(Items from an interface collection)
####
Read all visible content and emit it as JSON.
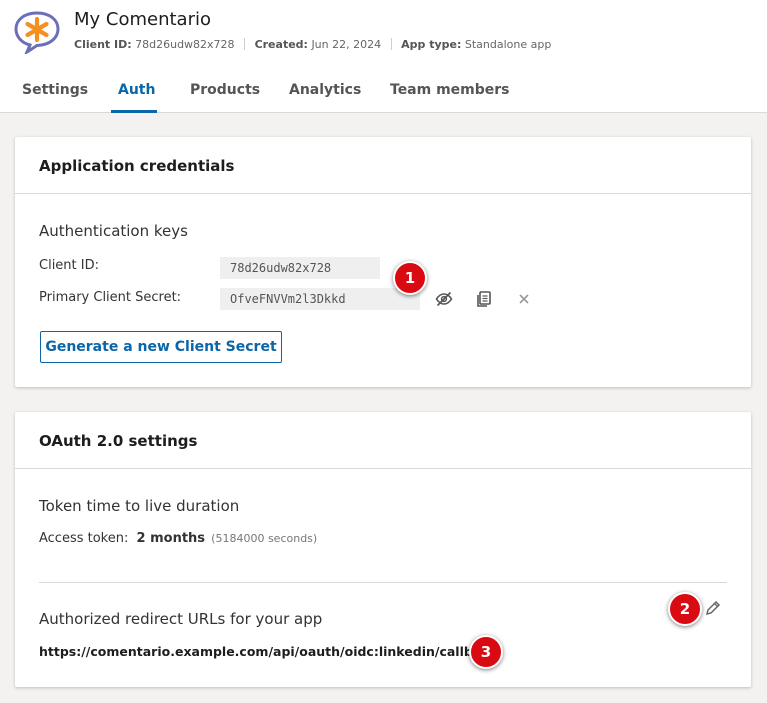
{
  "app": {
    "name": "My Comentario",
    "meta": [
      {
        "key": "Client ID:",
        "value": "78d26udw82x728"
      },
      {
        "key": "Created:",
        "value": "Jun 22, 2024"
      },
      {
        "key": "App type:",
        "value": "Standalone app"
      }
    ]
  },
  "tabs": [
    "Settings",
    "Auth",
    "Products",
    "Analytics",
    "Team members"
  ],
  "active_tab": "Auth",
  "credentials": {
    "title": "Application credentials",
    "section": "Authentication keys",
    "client_id_label": "Client ID:",
    "client_id_value": "78d26udw82x728",
    "secret_label": "Primary Client Secret:",
    "secret_value": "OfveFNVVm2l3Dkkd",
    "generate_button": "Generate a new Client Secret"
  },
  "oauth": {
    "title": "OAuth 2.0 settings",
    "ttl_section": "Token time to live duration",
    "access_token_label": "Access token:",
    "access_token_value": "2 months",
    "access_token_seconds": "(5184000 seconds)",
    "redirect_section": "Authorized redirect URLs for your app",
    "redirect_url": "https://comentario.example.com/api/oauth/oidc:linkedin/callback"
  },
  "badges": [
    "1",
    "2",
    "3"
  ],
  "icons": {
    "hide_secret": "eye-off-icon",
    "copy_secret": "copy-icon",
    "delete_secret": "close-icon",
    "edit_redirect": "pencil-icon",
    "logo": "speech-bubble-asterisk-logo"
  },
  "colors": {
    "accent": "#0a66a8",
    "badge": "#d90a12",
    "logo_bubble": "#6b6fb8",
    "logo_asterisk": "#f39020"
  }
}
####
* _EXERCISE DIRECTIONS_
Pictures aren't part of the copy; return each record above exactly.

* _WORKED SOLUTION_
Read all visible content and emit it as JSON.
{
  "app": {
    "name": "My Comentario",
    "meta": [
      {
        "key": "Client ID:",
        "value": "78d26udw82x728"
      },
      {
        "key": "Created:",
        "value": "Jun 22, 2024"
      },
      {
        "key": "App type:",
        "value": "Standalone app"
      }
    ]
  },
  "tabs": [
    "Settings",
    "Auth",
    "Products",
    "Analytics",
    "Team members"
  ],
  "active_tab": "Auth",
  "credentials": {
    "title": "Application credentials",
    "section": "Authentication keys",
    "client_id_label": "Client ID:",
    "client_id_value": "78d26udw82x728",
    "secret_label": "Primary Client Secret:",
    "secret_value": "OfveFNVVm2l3Dkkd",
    "generate_button": "Generate a new Client Secret"
  },
  "oauth": {
    "title": "OAuth 2.0 settings",
    "ttl_section": "Token time to live duration",
    "access_token_label": "Access token:",
    "access_token_value": "2 months",
    "access_token_seconds": "(5184000 seconds)",
    "redirect_section": "Authorized redirect URLs for your app",
    "redirect_url": "https://comentario.example.com/api/oauth/oidc:linkedin/callback"
  },
  "badges": [
    "1",
    "2",
    "3"
  ],
  "icons": {
    "hide_secret": "eye-off-icon",
    "copy_secret": "copy-icon",
    "delete_secret": "close-icon",
    "edit_redirect": "pencil-icon",
    "logo": "speech-bubble-asterisk-logo"
  },
  "colors": {
    "accent": "#0a66a8",
    "badge": "#d90a12",
    "logo_bubble": "#6b6fb8",
    "logo_asterisk": "#f39020"
  }
}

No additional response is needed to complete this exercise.